Distance Learning Email List

Netiquette (or Good Manners to Use in the List)

E-mail is an informal method of communicating, but some basic rules of style or Netiquette (network etiquette) are expected.
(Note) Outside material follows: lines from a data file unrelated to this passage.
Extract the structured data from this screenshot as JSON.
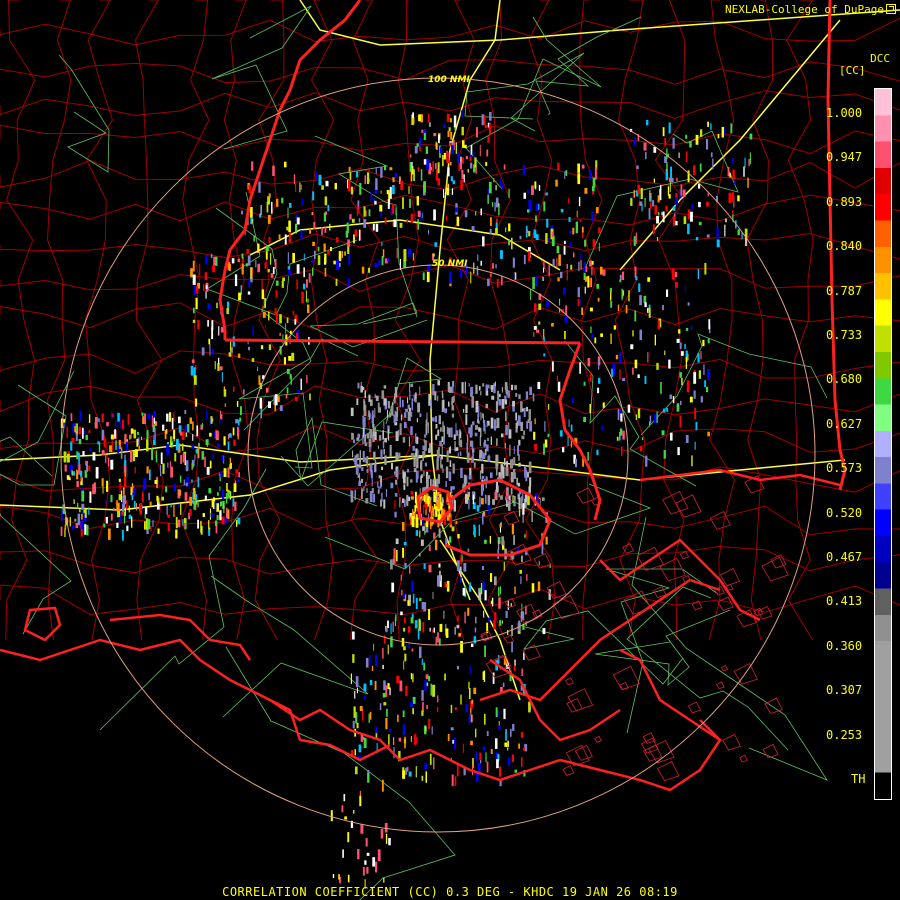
{
  "credit": "NEXLAB-College of DuPage",
  "credit_icon": "external-link-icon",
  "legend": {
    "product": "DCC",
    "unit": "[CC]",
    "ticks": [
      "1.000",
      "0.947",
      "0.893",
      "0.840",
      "0.787",
      "0.733",
      "0.680",
      "0.627",
      "0.573",
      "0.520",
      "0.467",
      "0.413",
      "0.360",
      "0.307",
      "0.253",
      "TH"
    ],
    "colors": [
      "#ffc0d8",
      "#ff90b0",
      "#ff5070",
      "#e00000",
      "#ff0000",
      "#ff6000",
      "#ff9000",
      "#ffc000",
      "#ffff00",
      "#c0e000",
      "#80c800",
      "#40d840",
      "#80ff80",
      "#b0b0ff",
      "#8080d0",
      "#4040ff",
      "#0000ff",
      "#0000c0",
      "#000090",
      "#606060",
      "#909090",
      "#a0a0a0",
      "#a0a0a0",
      "#a0a0a0",
      "#a0a0a0",
      "#a0a0a0",
      "#000000"
    ]
  },
  "rings": [
    {
      "label": "100 NMI"
    },
    {
      "label": "50 NMI"
    }
  ],
  "colors": {
    "background": "#000000",
    "county_lines": "#a00000",
    "state_lines": "#ff2020",
    "highways": "#ffff40",
    "roads": "#60c060",
    "rings": "#e0a080"
  },
  "caption": "CORRELATION COEFFICIENT (CC) 0.3 DEG - KHDC 19 JAN 26 08:19"
}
  1. If your post is relevant only to one member of the list, please contact that person using personal e-mail. For example, some people have responded to a group wide message by typing an answer and then hitting the reply icon. The result is that every member of the listserv receives the message.
  2. Use the subject line to announce your topic. We all get a lot of e-mail and a descriptive subject line will help to identify a message from a Distance Learning colleague.
  3. Use only one topic per message.
  4. Be thoughtful when posting information from other listservs. Many of us are on several listservs such as edinfo and eductech. Instead of a simple forward of the posting, add a note about why you found the article informative.
  5. This listserv is confidential. Do not forward or share others' e-mail without permission.
  6. When responding to another's message, don't quote back the entire message. Delete the excess and make your comments at the very top before starting the quotes.
  7. Avoid "Me, too" and "Yes" messages. We really are interested in reading what you can add to the discussion.
  8. DON'T TYPE IN ALL CAPS. This is perceived as shouting.
  9. Use emoticons (also known as "smileys") when trying to convey a tone of voice :-)
  10. Consider carefully what you write; it's a permanent record and can be easily forwarded to others.
  11. Write succinctly. Don't waste bandwidth. E-mail may be inexpensive to most, but not to all.
  12. Don't send entire web pages to a discussion group, just the URLs (web page address).
  13. Don't blatantly promote your business by posting an advertisement to a discussion group, unless it is clearly an accepted use and you have cleared it with the moderator (if there is one) first. Otherwise, you are "spamming."
  14. When forwarding messages, put your comments at the top of the message.
  15. Don't overuse acronyms like BTW (by the way) or IMHO (in my humble opinion). Not everyone is experienced with this jargon and they may not want to admit their confusion - possibly losing your point.
  16. Do not forward personal e-mail to a discussion group without getting the author's permission first.
  17. Read over your e-mail before you send it. Although e-mail is a more informal method of communication than writing a letter, be sure you make your points clear and concise. Use a spell checker if available.

< Listserv